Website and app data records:
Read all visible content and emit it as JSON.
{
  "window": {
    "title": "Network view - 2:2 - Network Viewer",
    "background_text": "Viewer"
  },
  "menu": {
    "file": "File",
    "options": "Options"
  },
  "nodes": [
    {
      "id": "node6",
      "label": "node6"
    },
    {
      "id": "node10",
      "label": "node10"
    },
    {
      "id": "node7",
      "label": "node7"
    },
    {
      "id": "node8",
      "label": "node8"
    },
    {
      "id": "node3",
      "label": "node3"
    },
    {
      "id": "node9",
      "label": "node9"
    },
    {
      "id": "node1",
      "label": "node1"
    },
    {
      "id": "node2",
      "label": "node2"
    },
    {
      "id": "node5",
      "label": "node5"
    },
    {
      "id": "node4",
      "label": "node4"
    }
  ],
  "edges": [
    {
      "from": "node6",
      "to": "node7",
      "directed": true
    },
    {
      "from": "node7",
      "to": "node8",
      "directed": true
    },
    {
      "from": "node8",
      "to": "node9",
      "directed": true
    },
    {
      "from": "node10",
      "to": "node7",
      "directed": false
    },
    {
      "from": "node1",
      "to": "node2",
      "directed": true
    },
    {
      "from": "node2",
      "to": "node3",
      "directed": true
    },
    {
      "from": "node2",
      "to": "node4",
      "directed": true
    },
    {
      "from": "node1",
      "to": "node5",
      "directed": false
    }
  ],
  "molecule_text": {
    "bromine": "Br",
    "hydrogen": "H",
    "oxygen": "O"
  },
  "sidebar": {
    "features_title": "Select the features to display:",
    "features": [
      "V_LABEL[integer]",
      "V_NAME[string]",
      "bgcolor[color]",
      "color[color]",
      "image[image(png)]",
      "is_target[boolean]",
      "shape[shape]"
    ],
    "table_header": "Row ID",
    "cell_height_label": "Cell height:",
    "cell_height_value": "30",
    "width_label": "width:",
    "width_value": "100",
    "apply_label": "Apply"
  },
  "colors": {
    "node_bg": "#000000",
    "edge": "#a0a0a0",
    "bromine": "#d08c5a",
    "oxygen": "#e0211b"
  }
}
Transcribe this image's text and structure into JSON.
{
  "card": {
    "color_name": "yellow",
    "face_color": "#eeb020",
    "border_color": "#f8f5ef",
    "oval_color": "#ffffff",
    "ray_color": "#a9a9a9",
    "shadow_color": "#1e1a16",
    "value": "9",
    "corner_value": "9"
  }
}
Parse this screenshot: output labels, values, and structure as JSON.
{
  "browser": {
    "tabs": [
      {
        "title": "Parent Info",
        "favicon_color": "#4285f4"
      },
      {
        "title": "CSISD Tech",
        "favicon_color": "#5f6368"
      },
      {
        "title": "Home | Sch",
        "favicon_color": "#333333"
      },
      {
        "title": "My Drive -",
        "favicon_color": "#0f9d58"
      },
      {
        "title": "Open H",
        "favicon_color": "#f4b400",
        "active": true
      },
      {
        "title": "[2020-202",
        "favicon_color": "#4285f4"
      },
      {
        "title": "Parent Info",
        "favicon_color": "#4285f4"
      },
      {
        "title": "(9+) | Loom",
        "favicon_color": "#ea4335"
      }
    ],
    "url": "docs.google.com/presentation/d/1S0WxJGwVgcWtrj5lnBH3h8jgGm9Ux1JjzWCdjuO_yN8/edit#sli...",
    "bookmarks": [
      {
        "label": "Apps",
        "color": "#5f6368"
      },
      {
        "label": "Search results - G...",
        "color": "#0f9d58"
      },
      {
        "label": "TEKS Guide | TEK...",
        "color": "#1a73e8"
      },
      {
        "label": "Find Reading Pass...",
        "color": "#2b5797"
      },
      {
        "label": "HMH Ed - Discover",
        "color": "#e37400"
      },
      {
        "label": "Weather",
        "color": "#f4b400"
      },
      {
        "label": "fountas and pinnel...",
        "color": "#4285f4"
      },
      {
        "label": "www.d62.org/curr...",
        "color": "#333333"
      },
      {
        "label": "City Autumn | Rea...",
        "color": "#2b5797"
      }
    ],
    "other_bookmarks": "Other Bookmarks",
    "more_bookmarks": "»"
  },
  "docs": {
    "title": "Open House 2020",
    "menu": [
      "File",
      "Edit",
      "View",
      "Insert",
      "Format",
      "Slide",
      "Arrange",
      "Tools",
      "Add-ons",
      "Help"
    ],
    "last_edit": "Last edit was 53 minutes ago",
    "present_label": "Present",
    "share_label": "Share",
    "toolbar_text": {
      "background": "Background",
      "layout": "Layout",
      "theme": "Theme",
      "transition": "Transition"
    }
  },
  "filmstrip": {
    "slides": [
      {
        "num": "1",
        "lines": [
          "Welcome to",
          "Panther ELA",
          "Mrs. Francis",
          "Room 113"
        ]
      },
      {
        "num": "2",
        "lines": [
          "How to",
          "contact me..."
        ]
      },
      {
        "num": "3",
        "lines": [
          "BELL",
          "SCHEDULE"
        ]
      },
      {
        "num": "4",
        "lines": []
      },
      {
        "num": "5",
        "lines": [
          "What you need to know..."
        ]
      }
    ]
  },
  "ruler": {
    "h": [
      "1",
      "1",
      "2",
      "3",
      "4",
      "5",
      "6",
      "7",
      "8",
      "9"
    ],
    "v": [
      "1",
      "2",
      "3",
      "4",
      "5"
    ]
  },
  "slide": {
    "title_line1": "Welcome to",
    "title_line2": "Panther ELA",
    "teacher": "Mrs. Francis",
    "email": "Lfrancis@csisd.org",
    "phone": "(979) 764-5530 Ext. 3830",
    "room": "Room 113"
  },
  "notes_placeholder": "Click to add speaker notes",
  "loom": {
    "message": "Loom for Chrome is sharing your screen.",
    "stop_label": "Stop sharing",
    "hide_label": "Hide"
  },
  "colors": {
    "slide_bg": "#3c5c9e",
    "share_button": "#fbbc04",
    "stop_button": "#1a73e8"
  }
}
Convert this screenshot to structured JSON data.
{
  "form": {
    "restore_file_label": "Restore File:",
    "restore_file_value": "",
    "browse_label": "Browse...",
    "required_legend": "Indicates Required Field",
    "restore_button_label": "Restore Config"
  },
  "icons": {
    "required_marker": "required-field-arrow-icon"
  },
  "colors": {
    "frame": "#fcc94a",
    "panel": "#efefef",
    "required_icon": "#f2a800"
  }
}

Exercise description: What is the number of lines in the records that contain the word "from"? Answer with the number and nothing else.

Answer space: 8